Now that we all seem to be connected via social media, everyone is pouring their hearts out online about the frustrating process of auditioning for voiceover work. For years, I used to share the feeling until one day, in 2003, I turned a corner on the whole matter. Since then my Audition Conversion Metric (ACM) has tripled, and I also get way more FIGs (Found-Gigs, where they just called and booked without any audition) than I used to.
What happened on that fateful summer day in 2003? I made these three changes of attitude:
1) I decided, once and for all, that NONE of this business is about me!
Instead, I began to look at myself as a highly-trained professional capable of doing whatever it is the producer or writer is asking without balking, flinching, wincing, or whining. In the case of auditions, the written direction and the direction from your agent(or room producer), are the only things you have to go by and you must trust them completely.
2) I treat each audition as seriously as I treat a regular VO job.
I discovered that it helps dramatically if you can get as much “back story” about the company: their market share, their quarterly earnings, their product/service pipeline, their weaknesses, strengths, competition, and so forth, as possible.
I decided, once and for all, that NONE of this business is about me!
Then, do your best to distill that data into a nice thesis by which you can translate the direction provided by the writer. Everything you can learn will ultimately help you be the race-horse that can win it for the company and help them achieve their ad campaign objectives. This approach is very powerful, and it can be heard and felt in your audition performance.
3) Do not, under any circumstances, look back at the audition once it leaves your lips or your studio.
Stop wondering or worrying about whether you’ll get the job. The old adage here is really very true: A watched pot never boils. Simply put, you approached the audition with selfless confidence, an abundance of knowledge, and an ever-improving skillset, and you did the absolute best job you could do. Now, forget about it, and move on to the next audition.

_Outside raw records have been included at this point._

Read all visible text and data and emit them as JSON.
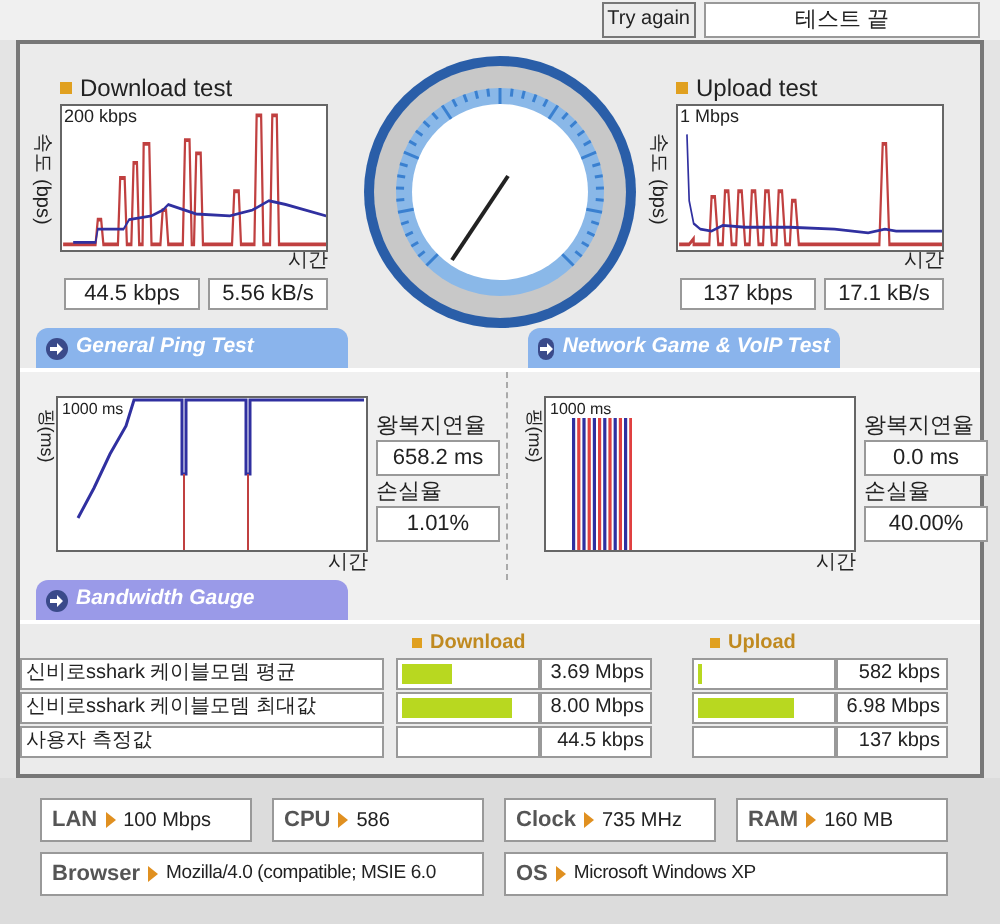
{
  "top_bar": {
    "try_again": "Try again",
    "status": "테스트 끝"
  },
  "speed_tests": [
    {
      "title": "Download test",
      "ylabel": "속도 (bps)",
      "scale": "200 kbps",
      "xlabel": "시간",
      "rate": "44.5 kbps",
      "throughput": "5.56 kB/s"
    },
    {
      "title": "Upload test",
      "ylabel": "속도 (bps)",
      "scale": "1 Mbps",
      "xlabel": "시간",
      "rate": "137 kbps",
      "throughput": "17.1 kB/s"
    }
  ],
  "ping_tabs": [
    "General Ping Test",
    "Network Game & VoIP Test"
  ],
  "ping_tests": [
    {
      "ylabel": "핑(ms)",
      "scale": "1000 ms",
      "xlabel": "시간",
      "latency_label": "왕복지연율",
      "latency": "658.2 ms",
      "loss_label": "손실율",
      "loss": "1.01%"
    },
    {
      "ylabel": "핑(ms)",
      "scale": "1000 ms",
      "xlabel": "시간",
      "latency_label": "왕복지연율",
      "latency": "0.0 ms",
      "loss_label": "손실율",
      "loss": "40.00%"
    }
  ],
  "bandwidth_tab": "Bandwidth Gauge",
  "bandwidth": {
    "download_header": "Download",
    "upload_header": "Upload",
    "rows": [
      {
        "name": "신비로sshark 케이블모뎀 평균",
        "download": {
          "level": 0.38,
          "value": "3.69 Mbps"
        },
        "upload": {
          "level": 0.03,
          "value": "582 kbps"
        }
      },
      {
        "name": "신비로sshark 케이블모뎀 최대값",
        "download": {
          "level": 0.83,
          "value": "8.00 Mbps"
        },
        "upload": {
          "level": 0.72,
          "value": "6.98 Mbps"
        }
      },
      {
        "name": "사용자 측정값",
        "download": {
          "value": "44.5 kbps"
        },
        "upload": {
          "value": "137 kbps"
        }
      }
    ]
  },
  "system_info": [
    [
      {
        "label": "LAN",
        "value": "100 Mbps"
      },
      {
        "label": "CPU",
        "value": "586"
      },
      {
        "label": "Clock",
        "value": "735 MHz"
      },
      {
        "label": "RAM",
        "value": "160 MB"
      }
    ],
    [
      {
        "label": "Browser",
        "value": "Mozilla/4.0 (compatible; MSIE 6.0"
      },
      {
        "label": "OS",
        "value": "Microsoft Windows XP"
      }
    ]
  ]
}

I truly believe that if you shed the typical ironic duality of narcissism/insecurity we as actors seem to drag around with us, you will discover who you really are behind the mic. It will shine through, and your ACM and FIG numbers will climb sky-high.